INSTRUCTIONS FOR THE TASK
Your task is to copy each line in the listing that includes the word "date".

SUPPLIED ENTRIES
....

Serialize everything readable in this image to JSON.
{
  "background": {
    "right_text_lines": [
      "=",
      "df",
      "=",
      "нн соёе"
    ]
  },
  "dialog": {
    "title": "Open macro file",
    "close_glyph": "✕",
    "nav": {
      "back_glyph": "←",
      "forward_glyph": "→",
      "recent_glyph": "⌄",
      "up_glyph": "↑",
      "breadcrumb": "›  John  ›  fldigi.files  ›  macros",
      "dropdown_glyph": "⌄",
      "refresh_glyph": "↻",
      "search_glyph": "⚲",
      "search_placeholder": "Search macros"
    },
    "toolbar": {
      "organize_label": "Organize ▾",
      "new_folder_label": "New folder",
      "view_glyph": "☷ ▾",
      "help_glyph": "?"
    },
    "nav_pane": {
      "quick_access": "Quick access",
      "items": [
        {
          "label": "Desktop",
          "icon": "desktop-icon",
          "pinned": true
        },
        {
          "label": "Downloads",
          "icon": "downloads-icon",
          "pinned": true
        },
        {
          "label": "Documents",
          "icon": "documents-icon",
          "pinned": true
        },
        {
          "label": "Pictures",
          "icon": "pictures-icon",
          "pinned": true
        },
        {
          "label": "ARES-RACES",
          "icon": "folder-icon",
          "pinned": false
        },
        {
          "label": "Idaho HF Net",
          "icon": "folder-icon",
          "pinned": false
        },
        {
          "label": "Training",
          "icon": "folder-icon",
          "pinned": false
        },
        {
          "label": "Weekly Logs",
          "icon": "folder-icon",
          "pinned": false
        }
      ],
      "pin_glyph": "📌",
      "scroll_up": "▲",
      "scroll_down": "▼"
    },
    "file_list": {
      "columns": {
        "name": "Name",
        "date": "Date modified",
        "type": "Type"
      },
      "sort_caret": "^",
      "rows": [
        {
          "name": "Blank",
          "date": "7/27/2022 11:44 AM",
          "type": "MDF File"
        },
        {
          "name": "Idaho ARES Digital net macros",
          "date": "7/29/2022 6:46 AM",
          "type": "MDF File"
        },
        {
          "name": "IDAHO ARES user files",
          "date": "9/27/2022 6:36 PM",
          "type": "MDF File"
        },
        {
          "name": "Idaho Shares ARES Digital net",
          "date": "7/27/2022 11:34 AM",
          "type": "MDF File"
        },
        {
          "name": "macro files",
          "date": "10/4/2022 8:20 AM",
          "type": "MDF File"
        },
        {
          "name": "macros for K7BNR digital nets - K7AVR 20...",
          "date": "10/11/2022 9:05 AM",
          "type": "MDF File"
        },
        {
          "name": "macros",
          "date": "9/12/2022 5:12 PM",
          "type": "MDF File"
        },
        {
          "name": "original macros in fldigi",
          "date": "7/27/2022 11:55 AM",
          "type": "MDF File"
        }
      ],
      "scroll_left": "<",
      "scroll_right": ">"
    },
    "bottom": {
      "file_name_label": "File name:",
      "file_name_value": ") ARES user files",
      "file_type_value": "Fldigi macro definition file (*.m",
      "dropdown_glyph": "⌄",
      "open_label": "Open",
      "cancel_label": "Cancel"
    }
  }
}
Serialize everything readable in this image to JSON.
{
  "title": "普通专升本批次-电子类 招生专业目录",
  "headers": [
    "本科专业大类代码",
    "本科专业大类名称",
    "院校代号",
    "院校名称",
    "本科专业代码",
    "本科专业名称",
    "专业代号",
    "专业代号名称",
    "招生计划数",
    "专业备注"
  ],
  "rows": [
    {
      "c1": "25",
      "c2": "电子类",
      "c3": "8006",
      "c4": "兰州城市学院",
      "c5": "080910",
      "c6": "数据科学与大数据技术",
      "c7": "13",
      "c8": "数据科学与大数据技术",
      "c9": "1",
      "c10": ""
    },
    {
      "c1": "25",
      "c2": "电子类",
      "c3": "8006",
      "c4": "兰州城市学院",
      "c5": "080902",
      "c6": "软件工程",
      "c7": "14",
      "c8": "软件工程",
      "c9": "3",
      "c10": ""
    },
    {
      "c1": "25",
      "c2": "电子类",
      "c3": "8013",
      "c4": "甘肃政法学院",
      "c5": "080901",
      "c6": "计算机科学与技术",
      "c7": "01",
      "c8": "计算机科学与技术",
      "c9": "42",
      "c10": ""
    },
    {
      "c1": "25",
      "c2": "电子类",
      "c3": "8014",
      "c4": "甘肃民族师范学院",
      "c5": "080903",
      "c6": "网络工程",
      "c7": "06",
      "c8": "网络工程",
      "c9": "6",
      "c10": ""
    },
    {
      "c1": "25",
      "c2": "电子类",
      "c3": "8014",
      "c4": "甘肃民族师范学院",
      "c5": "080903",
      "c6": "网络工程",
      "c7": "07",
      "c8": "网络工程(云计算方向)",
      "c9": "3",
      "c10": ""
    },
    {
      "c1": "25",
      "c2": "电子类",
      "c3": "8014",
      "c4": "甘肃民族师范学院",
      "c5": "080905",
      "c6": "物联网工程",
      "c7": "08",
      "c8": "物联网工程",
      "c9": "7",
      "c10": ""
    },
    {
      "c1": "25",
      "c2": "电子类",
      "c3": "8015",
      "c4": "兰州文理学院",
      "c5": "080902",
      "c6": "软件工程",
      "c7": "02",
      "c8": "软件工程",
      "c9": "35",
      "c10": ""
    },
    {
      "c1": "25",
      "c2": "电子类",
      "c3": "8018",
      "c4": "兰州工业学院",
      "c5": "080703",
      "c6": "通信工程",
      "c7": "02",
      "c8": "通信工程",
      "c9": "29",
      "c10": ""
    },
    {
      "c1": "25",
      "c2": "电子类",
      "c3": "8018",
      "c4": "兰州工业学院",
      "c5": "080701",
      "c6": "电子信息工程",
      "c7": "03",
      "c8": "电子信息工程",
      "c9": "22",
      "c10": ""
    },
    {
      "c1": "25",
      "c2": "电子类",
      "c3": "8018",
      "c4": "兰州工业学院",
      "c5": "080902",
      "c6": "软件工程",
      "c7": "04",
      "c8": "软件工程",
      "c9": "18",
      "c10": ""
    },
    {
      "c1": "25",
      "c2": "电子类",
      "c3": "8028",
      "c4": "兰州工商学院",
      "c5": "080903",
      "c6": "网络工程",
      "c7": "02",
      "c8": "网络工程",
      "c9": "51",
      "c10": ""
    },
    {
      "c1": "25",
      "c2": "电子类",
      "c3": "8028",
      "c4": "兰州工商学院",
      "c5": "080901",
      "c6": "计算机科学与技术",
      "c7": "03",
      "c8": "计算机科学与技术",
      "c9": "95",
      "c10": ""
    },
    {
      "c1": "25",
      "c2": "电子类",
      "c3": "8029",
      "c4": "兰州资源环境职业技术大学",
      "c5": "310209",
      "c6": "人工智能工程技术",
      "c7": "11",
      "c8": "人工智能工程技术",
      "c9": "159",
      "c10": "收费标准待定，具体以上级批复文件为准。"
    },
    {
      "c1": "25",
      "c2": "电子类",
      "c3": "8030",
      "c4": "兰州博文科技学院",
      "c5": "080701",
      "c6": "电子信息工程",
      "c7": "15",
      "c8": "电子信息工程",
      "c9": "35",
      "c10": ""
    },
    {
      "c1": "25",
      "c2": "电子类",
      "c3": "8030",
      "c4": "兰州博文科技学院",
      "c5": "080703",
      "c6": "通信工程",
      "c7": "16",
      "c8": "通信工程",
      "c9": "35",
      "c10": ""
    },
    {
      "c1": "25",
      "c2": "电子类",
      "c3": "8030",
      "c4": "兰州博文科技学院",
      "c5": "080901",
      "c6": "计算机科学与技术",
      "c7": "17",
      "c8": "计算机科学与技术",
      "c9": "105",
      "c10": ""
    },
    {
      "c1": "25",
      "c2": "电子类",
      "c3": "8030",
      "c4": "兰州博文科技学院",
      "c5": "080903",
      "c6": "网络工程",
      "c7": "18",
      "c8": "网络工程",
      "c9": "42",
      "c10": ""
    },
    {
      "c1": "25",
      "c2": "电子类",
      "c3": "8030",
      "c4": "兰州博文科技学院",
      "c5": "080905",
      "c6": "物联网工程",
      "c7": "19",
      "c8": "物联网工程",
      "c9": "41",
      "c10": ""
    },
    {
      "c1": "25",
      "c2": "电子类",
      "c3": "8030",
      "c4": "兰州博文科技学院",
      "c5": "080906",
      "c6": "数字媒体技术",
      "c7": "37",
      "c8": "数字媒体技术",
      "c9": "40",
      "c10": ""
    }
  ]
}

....

SOLUTION
        "date": "Date modified",
          "date": "7/27/2022 11:44 AM",
          "date": "7/29/2022 6:46 AM",
          "date": "9/27/2022 6:36 PM",
          "date": "7/27/2022 11:34 AM",
          "date": "10/4/2022 8:20 AM",
          "date": "10/11/2022 9:05 AM",
          "date": "9/12/2022 5:12 PM",
          "date": "7/27/2022 11:55 AM",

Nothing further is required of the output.